Games can influence the minds of killers, but that doesn't mean games are to blame.
By Patrick Vuleta on April 11, 2013 at 12:13 pm
I’ll tell you why games do not cause murders. Of course, you already know this. However, with all the negative attention games have received on this topic lately, it’s good to look at how games may actually influence the minds of killers. (And to justify that trollish headline.)
Because really, any violent media can inspire someone to kill in a certain way—including video games. It’s been proven. But while the anti-gaming lobby would have you believe that this means games cause murder and should be censored, they are very much mistaken.
To understand why, we need to look at what leads people to murder.
What causes murder?
Proving murder requires proof of deliberate action, or at least extreme recklessness. The stronger the proof of intent, the stronger the case against the accused. Proving the underlying cause, or motive, is important.
To broadly generalise, most murders come from one or more of five causes.
- Poverty: Many crimes are committed out of a short term need for money, such as a burglary gone wrong.
- Low social acceptance: Most of the crimes on which games took some blame for were crimes of loneliness. These feelings led to a desire to seek revenge on those who had “wronged” them.
- Sudden anger: So called “crimes of passion” where an ordinary person flies into a sudden fit of rage, as was my reaction upon finding that Kelly didn’t make the cut for the final Mass Effect 3 DLC.
- Drugs, alcohol, and other foreign influences: People do weird things under the influence, so drugs are bad, ‘kay?
- Peer pressure: Some just want to belong. Murderous peer pressure leads to gang warfare and political assassinations.
Neither violent games, movies, or television are on the list. These play a different role entirely.
Media inspires but gives no motive
No evidence has linked the amount of violent media a person consumes with the rate of crime. While increasing poverty, drugs, or peer pressure will lead to more crime, greater exposure to violent media will not. Peer-reviewed studies confirm that you’re just as likely to go on a drug-fuelled Killdozer rampage after watching one violent movie as you are after watching a hundred.
You may, however, decide the Killdozer needs to ride again after reading this glorified account of Marvin Heemeyer.
The copycat effect is a proven phenomenon, and movies, news reports, and games are all potential inspirations. In 1998, Mario Padilla and Samuel Ramirez stabbed Mario’s mother forty five times. Their motive was poverty, because they needed money.

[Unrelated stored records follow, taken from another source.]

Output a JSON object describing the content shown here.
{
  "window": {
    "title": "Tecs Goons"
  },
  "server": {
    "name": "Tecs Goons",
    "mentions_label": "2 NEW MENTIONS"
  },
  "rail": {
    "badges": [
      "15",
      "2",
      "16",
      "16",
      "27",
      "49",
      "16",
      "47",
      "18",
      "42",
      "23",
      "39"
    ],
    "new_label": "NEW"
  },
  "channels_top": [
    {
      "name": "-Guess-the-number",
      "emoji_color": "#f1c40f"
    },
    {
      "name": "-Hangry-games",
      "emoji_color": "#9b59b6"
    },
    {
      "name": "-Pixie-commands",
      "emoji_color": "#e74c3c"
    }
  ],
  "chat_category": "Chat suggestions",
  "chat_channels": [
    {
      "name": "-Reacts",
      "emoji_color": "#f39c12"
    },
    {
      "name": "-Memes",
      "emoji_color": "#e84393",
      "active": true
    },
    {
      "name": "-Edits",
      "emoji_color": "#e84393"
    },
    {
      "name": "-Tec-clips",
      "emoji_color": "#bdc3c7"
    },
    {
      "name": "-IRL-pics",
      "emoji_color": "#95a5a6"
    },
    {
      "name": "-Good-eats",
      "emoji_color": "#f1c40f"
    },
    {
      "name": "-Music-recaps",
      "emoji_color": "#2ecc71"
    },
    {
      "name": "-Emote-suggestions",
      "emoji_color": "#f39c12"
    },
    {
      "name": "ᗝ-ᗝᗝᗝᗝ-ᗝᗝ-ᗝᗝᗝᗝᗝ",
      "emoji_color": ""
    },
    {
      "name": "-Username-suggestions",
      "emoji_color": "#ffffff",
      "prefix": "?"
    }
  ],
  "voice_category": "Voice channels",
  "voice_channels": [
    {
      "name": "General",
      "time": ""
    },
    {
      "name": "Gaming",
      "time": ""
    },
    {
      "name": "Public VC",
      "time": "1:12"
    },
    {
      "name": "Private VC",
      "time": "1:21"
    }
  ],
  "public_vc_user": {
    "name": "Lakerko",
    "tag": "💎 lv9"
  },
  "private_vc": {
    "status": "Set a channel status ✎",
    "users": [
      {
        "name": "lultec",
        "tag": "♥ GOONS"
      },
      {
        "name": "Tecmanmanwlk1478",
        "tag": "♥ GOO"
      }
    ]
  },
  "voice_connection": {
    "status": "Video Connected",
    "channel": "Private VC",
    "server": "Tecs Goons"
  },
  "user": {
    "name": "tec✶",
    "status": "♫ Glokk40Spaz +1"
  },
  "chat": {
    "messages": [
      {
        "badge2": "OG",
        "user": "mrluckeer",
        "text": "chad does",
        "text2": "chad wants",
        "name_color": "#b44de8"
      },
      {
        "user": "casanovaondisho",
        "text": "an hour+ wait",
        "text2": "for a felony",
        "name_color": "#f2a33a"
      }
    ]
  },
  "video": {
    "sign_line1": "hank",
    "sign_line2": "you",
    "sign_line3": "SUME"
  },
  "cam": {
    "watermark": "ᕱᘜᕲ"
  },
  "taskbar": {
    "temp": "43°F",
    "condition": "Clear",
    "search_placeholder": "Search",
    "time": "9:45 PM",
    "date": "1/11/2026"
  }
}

They needed money to buy ghostface costumes and a voice changer to go on a killing spree in the style of Scream.
Two other ghostface-style killings followed shortly after. Thierry Jaradin stabbed a fifteen year old girl while wearing the costume after she refused to go on a date. A French teenager known only as “Julian” wore the costume and stabbed a fellow student to death after rejections by other girls. In both cases, the motive was loneliness.
Did Scream play a role in the murders? Yes. But would they have occurred had it not been for Scream? Yes again. The copycat effect suggests that impressionable killers are looking for instruction, inspiration, or justification for the motives they have.
Copycat killers will kill in a certain way, because (perhaps) it has proven shock value. Because the killings would draw attention and make them famous, because the media love a sensationalist story. Or, they could point to media and say “Other people made me what I am, so I am not to blame.”
Again, this is not the deluded ramblings of a gaming apologist. Every university study on copycat crimes has found no causal connection between the media inspiration and the crimes committed. In every crime linked with a violent film or video game, the crime would have been committed anyway, for the underlying motive was there all along. As was the willingness to seek a justification.
Copycat inspiration is everywhere
If some people are so impressionable, couldn’t we just censor the muse? Remove the impressions? That’s what the anti-game politicians say, after all.
No, we can’t.
Violence is everywhere. The news reports killings as they happen, often in the goriest details possible. Violent films hit the cinemas every week. YouTube lets you watch uncensored videos of people being hurt. Even a basic Google image search shows some pretty nasty stuff.
The oft-repeated counter-argument to this is that the interactivity, and seeming innocence of gaming makes it unique. An all-pervasive, malign influence on the mind… like Mass Effect’s reapers.
Yet the copycat effect is not some passive, invisible influence. It has no effect on a reasonable, guarded mind. Instead, impressionable would-be killers actively seek out inspirations, instructions, and justifications for their murders. If not Scream, then perhaps Grand Theft Auto. If not Grand Theft Auto, then CSI. If not CSI, then whatever’s being glorified by the media right now.
In the absence of any one source of inspiration, another one will take its place. Neither video games, news reports, nor films are any worse than each other. They may, however, all serve as inspiration to a vulnerable person. And this is why they mistakenly take the blame.
If we accept this, then the solution to increasing violence is not censorship. Rather, it is providing better role models for the impressionable. Removing drops from the ocean will not address the underlying motives behind murder. In the absence of positive influences on people, you cannot take zero from zero to make two.